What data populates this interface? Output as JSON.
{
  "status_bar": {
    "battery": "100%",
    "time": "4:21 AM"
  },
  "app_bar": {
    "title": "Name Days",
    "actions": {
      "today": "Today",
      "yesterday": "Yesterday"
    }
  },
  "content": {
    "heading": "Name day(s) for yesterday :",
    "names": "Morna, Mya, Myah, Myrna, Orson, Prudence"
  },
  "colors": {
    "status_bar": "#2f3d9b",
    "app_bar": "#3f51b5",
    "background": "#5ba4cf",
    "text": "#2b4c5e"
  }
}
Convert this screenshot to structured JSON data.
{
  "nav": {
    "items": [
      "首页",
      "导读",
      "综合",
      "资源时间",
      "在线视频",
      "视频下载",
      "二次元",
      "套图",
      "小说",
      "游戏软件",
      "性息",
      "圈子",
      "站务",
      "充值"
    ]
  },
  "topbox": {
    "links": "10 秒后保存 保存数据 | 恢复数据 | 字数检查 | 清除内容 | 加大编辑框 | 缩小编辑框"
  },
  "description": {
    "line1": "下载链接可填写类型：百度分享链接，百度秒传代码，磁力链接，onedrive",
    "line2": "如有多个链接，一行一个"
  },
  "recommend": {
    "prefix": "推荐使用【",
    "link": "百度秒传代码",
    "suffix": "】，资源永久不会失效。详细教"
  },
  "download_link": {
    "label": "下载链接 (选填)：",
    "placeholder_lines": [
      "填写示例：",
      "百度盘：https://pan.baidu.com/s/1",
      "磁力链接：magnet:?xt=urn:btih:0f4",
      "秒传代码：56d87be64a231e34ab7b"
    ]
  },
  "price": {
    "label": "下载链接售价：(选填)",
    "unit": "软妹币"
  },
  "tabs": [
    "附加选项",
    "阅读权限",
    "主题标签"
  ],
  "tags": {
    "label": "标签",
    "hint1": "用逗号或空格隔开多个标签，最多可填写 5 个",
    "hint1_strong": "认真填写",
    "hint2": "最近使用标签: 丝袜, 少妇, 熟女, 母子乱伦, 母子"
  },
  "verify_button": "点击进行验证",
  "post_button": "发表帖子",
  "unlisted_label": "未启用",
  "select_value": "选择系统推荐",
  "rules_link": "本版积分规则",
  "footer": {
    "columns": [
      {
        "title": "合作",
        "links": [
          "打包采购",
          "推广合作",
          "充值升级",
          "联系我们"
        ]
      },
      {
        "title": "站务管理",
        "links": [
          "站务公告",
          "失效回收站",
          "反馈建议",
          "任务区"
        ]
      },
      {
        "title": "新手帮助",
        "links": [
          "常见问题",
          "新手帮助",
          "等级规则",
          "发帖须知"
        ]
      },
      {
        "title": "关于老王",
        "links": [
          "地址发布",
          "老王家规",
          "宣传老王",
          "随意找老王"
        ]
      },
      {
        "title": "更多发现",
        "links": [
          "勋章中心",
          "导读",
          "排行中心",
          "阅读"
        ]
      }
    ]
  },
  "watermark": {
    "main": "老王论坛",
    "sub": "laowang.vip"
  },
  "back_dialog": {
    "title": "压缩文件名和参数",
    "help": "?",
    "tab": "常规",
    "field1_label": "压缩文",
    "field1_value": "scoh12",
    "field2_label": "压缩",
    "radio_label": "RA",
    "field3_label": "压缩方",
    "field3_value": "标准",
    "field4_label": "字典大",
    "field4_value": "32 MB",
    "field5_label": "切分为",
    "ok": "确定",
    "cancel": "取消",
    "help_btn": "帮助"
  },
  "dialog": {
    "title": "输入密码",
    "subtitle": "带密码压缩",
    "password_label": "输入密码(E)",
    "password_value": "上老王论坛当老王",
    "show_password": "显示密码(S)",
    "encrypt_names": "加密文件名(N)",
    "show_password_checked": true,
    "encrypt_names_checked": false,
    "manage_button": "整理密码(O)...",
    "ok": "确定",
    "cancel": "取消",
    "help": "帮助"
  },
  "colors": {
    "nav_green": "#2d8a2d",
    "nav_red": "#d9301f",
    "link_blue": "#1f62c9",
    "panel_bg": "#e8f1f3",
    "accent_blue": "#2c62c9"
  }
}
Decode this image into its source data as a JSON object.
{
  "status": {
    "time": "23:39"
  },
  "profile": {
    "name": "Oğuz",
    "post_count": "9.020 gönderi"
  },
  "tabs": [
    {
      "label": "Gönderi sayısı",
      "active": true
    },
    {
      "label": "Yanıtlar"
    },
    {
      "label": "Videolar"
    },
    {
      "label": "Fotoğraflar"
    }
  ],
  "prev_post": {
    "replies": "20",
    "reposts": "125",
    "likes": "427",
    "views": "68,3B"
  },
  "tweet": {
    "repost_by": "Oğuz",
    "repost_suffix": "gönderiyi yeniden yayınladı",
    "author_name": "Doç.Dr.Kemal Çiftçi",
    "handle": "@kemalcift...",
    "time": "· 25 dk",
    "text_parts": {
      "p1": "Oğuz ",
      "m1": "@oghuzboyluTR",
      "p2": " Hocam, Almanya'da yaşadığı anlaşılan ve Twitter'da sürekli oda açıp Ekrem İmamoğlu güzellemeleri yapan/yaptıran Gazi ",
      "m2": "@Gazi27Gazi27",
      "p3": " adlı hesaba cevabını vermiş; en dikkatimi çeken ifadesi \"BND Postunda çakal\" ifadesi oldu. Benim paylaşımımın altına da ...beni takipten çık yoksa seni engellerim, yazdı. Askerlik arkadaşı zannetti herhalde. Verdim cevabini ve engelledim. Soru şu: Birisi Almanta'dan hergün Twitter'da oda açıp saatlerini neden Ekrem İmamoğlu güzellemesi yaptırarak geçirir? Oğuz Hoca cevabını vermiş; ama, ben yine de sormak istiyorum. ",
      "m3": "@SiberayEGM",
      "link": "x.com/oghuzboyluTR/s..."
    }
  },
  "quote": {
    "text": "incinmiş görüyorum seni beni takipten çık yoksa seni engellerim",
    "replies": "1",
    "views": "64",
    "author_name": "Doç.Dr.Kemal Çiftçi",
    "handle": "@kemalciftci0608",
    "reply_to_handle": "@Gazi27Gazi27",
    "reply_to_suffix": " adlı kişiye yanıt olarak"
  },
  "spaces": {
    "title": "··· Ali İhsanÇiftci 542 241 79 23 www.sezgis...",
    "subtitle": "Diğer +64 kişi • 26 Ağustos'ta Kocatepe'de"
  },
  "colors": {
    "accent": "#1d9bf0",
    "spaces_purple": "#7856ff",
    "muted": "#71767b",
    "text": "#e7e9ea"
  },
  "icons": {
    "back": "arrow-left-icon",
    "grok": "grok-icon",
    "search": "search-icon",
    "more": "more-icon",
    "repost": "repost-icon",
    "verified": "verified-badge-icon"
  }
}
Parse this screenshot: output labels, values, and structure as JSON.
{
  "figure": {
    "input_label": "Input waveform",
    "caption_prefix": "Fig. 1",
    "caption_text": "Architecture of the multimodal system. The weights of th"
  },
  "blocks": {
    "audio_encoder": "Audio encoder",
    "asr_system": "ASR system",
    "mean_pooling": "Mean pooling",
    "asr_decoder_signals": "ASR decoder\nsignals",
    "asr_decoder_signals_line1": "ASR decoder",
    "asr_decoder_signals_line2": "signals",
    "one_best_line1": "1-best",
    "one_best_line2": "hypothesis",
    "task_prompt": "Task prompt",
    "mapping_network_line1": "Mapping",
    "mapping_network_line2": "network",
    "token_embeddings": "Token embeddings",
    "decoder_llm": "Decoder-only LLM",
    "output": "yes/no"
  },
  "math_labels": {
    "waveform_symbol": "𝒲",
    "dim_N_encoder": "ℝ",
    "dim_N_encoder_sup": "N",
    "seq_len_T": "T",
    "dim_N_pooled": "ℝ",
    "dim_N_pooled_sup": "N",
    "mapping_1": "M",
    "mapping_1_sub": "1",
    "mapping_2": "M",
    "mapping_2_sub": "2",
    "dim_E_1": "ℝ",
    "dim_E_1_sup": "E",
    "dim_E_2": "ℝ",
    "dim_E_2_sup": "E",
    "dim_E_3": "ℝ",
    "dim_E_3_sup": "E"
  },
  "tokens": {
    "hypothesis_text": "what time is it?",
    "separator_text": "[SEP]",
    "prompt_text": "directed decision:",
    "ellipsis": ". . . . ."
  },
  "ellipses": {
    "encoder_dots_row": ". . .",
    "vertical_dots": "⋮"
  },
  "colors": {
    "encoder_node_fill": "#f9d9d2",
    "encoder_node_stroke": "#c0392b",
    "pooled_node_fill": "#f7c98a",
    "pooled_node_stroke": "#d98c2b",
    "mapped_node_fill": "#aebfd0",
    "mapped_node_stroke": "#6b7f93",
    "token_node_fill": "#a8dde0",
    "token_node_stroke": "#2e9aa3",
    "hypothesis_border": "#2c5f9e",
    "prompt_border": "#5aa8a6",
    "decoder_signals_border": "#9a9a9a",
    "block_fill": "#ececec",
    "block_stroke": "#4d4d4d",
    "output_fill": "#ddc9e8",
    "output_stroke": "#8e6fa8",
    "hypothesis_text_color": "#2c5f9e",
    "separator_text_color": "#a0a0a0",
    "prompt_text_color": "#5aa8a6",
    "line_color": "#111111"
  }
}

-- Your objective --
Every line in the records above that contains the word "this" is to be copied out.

-- Finished exercise --
What data populates this interface? Output as JSON.
Convert this screenshot to structured JSON data.
Decode this image into its source data as a JSON object.
Parse this screenshot: output labels, values, and structure as JSON.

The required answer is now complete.